St. Louis, Mo. – Missouri Attorney General Eric Schmitt has filed a lawsuit and motion for preliminary injunction against the city of St. Louis to halt “taxpayer-funded abortions.”
The lawsuit comes after the St. Louis Board of Alderman earlier this month passed Board Bill 61 to establish a “Reproductive Equity Fund” in response to Missouri’s near-total ban on abortion, which was triggered shortly after the U.S. Supreme Court overturned Roe v. Wade.
St. Louis Mayor Tishaura Jones signed the bill Thursday to authorize the use of American Rescue Plan Act (ARPA) funds to establish grants for out-of-state abortion travel expenses. The lawsuit was immediately filed Thursday afternoon.

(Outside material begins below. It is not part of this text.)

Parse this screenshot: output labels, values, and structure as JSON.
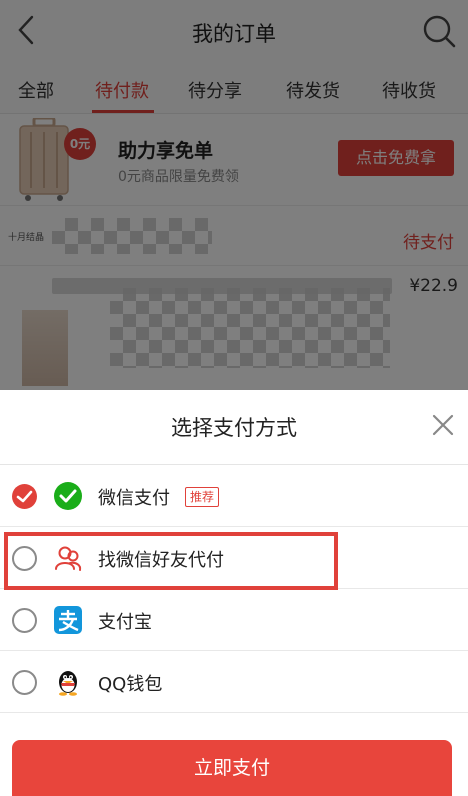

“As Attorney General, I’ve tirelessly fought to uphold the sanctity of life in Missouri,” Schmitt said in a press release. “The move by the city of St. Louis to use taxpayer dollars to help push out-of-state abortions plainly and clearly violates Missouri law. My office today filed suit to put a stop to Mayor Jones and the city of St. Louis Board of Alderman’s blatantly illegal move to spend Missourians’ hard-earned tax dollars on out-of-state abortions.”
The bill allows for roughly $1 million in ARPA funds to be used to finance the abortion-related travel expenses, and an additional $500,000 to assist in providing “‘reproductive healthcare access’, which also evidently includes abortion,” Schmitt’s office said.
“The lawsuit argues that the city’s ‘Reproductive Equity Fund’ plainly violates § 188.205, RSMo, which reads, ‘It shall be unlawful for any public funds to be expended for the purpose of performing or assisting an abortion, not necessary to save the life of the mother, or for the purpose of encouraging or counseling a woman to have an abortion not necessary to save her life.”
The lawsuit also notes that Section 188.210 makes it unlawful for any public-employee doctors, nurses or other health care personnel, social workers, counselors, or persons of similar occupation, acting within the scope of public employment, to encourage or counsel elective abortion.
“BB61 requires city employees in its Department of Health to create and manage the Reproductive Equity Fund,” the lawsuit reads. “In managing that fund, public employees will be assisting or encouraging abortion by processing claims for public funds to cover costs incurred in obtaining abortions.”
The move by St. Louis government officials comes after the Kansas City Council voted to enact similar measures late last month.